Clear Returns advocate a similar strategy on returns – reducing costs and the impact on the environment through the reduction of transportation, warehousing and packaging.  With today’s customer-centric retail mindset, it involves something of a shift in policy.  Clear Returns focus on modifying customer behaviour with data analytics and small policy changes which can have a big effect on the bottom line.

Clear Returns’ specialist returns technology perfectly aligns with this growing, socially- responsible, trend.  Primarily to help retailers reduce the operational cost of dealing with returns, it also lowers the impact of e-commerce on the environment.  This isn’t a case of reducing sales, but ensuring that goods are not being regularly shipped and returned by customers who have no intention of keeping them.   Returns can be the next ‘plastic bag’ but, who will lead the way?

Are returns the biggest barrier to online profitability?

When working with retailers to reduce returns and sustain profit growth, we have two initial questions:-

 

Question 1. How much are returns really costing?

So not just expressed as a % of orders, but also in unnecessary fulfilment costs, wasted warehousing capacity, reduced stock availability, inefficient use of working capital, and so on.

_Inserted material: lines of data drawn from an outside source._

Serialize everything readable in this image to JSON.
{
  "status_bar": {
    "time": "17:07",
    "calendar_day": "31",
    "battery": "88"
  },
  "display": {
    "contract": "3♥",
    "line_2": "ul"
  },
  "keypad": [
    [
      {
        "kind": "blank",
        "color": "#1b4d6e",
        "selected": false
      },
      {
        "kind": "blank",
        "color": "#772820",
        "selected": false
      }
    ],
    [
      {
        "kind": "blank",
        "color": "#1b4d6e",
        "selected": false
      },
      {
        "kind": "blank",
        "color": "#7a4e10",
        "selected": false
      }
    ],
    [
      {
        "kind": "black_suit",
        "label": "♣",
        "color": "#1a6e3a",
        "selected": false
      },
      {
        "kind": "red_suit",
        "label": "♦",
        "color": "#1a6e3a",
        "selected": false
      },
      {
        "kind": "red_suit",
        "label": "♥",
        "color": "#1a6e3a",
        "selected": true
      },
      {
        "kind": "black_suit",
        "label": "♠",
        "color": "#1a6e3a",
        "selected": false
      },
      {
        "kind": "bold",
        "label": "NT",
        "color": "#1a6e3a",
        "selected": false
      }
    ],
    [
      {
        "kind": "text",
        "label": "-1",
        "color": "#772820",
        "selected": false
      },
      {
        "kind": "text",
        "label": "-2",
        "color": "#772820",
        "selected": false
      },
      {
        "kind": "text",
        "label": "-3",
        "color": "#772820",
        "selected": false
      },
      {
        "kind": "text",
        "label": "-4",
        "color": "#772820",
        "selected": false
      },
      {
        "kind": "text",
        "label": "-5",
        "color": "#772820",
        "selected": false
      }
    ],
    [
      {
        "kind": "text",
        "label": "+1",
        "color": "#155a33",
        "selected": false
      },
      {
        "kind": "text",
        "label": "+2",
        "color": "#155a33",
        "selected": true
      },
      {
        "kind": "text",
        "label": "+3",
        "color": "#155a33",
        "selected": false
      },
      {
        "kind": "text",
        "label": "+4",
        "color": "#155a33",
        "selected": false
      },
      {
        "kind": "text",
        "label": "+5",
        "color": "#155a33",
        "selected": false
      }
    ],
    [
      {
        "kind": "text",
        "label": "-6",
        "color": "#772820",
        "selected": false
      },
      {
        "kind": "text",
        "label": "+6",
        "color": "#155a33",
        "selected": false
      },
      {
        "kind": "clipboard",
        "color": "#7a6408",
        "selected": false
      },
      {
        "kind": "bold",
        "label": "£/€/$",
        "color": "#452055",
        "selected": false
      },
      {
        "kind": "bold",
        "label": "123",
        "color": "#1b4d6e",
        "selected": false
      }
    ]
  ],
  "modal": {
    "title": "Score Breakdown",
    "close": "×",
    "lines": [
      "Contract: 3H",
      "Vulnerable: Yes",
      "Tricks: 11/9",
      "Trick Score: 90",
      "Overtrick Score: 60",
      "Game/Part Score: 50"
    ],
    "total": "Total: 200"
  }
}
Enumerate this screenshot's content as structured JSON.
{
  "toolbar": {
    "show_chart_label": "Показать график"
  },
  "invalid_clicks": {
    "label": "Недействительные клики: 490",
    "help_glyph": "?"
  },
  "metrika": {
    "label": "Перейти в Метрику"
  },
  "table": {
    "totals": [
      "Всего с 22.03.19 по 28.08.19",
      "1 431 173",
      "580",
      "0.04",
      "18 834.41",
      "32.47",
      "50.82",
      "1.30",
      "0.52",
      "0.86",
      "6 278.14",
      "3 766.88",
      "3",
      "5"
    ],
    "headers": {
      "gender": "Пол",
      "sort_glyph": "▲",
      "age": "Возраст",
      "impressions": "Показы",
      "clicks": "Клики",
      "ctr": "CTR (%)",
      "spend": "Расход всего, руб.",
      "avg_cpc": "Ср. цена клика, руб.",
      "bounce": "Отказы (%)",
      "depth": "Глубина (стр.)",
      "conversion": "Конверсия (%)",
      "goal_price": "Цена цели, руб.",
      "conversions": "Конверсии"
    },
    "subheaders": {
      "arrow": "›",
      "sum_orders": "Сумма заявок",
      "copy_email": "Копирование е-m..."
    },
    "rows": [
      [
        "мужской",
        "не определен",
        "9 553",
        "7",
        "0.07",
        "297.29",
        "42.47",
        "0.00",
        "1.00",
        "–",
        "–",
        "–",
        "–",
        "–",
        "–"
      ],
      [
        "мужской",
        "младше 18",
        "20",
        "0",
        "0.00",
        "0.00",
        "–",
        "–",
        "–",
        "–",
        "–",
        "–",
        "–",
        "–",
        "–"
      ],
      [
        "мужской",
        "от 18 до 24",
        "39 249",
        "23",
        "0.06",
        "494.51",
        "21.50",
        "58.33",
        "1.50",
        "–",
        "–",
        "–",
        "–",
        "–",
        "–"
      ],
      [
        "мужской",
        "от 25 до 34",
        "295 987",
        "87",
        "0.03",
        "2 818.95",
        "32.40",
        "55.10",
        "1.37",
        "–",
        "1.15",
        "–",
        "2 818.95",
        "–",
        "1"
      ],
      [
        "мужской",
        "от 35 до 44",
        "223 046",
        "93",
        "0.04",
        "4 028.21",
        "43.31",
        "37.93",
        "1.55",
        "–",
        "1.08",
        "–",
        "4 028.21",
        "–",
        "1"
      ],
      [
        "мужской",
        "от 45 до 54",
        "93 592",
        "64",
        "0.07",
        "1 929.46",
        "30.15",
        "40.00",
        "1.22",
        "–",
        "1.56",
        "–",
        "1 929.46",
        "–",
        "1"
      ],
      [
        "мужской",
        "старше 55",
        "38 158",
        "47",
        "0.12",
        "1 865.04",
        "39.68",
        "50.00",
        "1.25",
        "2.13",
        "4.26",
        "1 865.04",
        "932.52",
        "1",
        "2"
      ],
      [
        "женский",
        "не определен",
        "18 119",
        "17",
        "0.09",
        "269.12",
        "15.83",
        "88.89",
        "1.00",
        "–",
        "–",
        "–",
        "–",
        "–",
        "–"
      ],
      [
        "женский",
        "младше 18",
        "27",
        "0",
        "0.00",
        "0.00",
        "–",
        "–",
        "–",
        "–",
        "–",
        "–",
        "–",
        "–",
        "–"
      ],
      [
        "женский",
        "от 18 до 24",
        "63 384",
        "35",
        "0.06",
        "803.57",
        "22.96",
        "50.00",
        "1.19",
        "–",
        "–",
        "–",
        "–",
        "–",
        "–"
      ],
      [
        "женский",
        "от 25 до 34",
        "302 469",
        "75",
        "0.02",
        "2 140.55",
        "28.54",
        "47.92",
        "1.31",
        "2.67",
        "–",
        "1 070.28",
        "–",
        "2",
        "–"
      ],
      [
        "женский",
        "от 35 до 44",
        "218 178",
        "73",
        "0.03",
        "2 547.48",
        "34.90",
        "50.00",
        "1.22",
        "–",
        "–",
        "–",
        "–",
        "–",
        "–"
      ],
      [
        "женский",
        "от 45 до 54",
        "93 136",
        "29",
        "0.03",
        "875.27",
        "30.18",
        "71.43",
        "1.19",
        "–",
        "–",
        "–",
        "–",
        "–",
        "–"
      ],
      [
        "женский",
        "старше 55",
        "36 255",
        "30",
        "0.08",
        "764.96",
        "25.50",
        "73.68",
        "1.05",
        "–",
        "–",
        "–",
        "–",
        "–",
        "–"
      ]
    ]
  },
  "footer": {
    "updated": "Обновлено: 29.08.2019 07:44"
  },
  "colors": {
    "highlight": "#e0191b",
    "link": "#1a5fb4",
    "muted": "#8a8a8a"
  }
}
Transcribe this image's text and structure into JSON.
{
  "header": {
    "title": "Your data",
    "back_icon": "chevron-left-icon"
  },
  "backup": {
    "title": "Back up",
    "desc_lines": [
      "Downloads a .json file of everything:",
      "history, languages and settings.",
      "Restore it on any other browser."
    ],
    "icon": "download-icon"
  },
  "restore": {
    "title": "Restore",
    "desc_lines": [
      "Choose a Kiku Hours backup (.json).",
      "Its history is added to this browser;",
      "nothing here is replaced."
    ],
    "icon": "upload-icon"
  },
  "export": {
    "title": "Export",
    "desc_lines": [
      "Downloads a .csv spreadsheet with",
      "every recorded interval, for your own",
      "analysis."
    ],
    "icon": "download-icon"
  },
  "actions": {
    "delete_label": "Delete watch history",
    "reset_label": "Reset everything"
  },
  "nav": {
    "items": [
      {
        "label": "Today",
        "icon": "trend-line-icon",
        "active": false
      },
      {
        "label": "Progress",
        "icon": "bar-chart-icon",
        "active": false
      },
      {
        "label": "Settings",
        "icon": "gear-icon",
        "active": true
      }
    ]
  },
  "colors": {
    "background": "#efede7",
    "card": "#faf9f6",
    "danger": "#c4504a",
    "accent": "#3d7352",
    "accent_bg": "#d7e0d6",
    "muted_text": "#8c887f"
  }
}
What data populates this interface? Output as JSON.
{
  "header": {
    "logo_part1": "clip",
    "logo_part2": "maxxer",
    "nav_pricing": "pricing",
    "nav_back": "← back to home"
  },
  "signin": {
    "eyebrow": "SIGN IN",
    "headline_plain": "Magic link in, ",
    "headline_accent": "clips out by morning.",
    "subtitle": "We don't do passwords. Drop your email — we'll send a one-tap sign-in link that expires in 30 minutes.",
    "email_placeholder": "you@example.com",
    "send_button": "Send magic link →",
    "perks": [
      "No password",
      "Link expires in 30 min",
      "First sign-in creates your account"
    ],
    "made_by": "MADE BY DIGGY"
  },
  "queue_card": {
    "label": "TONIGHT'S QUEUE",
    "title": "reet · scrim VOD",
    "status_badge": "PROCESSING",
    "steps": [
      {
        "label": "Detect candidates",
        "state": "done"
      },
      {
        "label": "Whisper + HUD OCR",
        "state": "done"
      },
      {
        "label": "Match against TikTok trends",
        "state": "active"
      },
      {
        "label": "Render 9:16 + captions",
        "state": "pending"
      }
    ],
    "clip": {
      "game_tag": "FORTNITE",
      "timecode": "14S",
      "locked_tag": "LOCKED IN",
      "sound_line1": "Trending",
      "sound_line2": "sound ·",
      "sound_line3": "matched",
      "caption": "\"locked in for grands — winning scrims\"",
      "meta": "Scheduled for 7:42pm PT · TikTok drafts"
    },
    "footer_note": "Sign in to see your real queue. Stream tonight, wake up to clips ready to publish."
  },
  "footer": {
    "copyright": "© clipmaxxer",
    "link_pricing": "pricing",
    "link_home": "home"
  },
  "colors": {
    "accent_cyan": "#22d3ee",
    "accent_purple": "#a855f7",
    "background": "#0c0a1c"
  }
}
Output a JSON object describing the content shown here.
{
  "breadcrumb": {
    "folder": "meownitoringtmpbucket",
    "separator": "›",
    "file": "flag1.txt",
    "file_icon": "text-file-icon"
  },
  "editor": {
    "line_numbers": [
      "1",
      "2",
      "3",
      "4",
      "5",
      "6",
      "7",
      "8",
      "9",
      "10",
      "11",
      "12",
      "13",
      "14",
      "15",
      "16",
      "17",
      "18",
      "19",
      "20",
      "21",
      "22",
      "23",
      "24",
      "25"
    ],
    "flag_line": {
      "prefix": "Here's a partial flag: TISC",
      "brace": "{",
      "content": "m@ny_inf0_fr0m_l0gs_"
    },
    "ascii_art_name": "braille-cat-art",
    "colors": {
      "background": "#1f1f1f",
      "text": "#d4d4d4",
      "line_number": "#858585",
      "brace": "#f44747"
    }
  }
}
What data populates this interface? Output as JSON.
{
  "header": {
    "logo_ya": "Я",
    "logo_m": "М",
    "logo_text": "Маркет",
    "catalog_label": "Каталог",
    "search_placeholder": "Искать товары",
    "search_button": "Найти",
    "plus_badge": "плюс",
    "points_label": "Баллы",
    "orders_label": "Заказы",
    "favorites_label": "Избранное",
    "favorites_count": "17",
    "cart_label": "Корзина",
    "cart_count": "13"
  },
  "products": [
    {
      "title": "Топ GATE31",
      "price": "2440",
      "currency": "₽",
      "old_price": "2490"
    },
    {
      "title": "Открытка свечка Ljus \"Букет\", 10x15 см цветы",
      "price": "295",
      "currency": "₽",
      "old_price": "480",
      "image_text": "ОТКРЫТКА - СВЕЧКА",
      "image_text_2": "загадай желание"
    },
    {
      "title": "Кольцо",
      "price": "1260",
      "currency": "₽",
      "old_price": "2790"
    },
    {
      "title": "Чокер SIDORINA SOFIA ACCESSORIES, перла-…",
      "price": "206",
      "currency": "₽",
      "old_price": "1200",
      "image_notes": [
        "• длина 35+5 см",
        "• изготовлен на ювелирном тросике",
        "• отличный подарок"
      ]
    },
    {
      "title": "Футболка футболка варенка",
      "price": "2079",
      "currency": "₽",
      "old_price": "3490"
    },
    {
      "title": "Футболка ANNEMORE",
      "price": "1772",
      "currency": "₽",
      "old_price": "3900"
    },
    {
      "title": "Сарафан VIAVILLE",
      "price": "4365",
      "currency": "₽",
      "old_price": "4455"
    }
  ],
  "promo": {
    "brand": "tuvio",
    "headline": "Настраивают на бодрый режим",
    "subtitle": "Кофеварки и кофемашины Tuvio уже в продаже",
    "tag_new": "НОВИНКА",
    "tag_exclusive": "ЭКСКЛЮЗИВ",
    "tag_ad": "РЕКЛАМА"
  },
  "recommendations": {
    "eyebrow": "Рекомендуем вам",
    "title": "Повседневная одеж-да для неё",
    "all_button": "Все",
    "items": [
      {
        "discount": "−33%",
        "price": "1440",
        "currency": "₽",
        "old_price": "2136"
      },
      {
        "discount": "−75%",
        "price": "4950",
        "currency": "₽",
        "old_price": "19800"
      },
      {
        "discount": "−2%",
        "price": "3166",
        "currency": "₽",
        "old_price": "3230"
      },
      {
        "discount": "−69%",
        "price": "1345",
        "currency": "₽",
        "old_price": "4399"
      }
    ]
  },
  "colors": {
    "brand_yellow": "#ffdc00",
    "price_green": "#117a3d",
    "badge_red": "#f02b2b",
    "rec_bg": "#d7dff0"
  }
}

Question 2. Are they being actively managed and controlled, or just being accepted as an inevitable cost of selling on-line?

Concentrating effort on reducing returns at the same time as growing sales can have a huge impact on profitability.

 

Example – Retailer A

We discovered that this retailer was spending £25 million a year shipping stock to and from returners to achieve zero sales.


Example – Retailer B

We calculated that reducing returns by 11% would have a greater impact on profit for this retailer than increasing sales by 20%.

It’s a complex area, with massive volumes of data to analyse.   Establishing who the genuinely unprofitable customers are, and doing something about them, without impacting the profitable ones, is key.

 

At Clear Returns we offer detailed returns data analysis and insights through to AI modelling to create direct data feeds for dynamic, customer level intervention.

Combining a market-wide view, award-winning returns insights software and a commercial focus – because it’s not really a sale until the customer ‘keeps’ it – Clear Returns reduce returns without impacting top-line growth. Clear Returns gives retailers an informed, holistic view of returns with a detailed understanding of who is returning which products, and why, and provides actionable insights that accelerates gross sales, reduce operational costs, improve stock availability and increase retained revenue.

 

We can enable significant reductions in returns and profit growth.

You can’t manage what you don’t measure

It’s not really a sale until a customer decides to keep it. Returns add up to almost 12% of revenue lost each year, on average, with an even bigger hit to profits. But retailers don’t really know the causes of those returns, their impact on conversion and how they affect customer profitability.

Every click the customer makes before they buy is scrutinised with digital analytics tools, whereas the causes of returns are typically assessed from a few codes on a returns form. Marketing efforts may actually drive up returns and costs. And effort gets focused on tackling the symptoms – not the causes. This impacts customer experience and lifetime value.

Returns can only be managed and reduced once they are measured and understood – which is where the Clear Returns Intelligence Console fits in. We measure the keep, not simply the sale and incorporate costs and gross profit. Meaning you understand how product, marketing, suppliers and customers are really impacting your business performance.

And once fully understood, returns can then be reduced without impacting top-line growth. This means increased profits, improved marketing efficiency and increased customer loyalty.

You wouldn’t run you sales and marketing activities without data – so why ignore the more critical information of all, what your customer actually keeps

Schedule your returns intelligence demo now!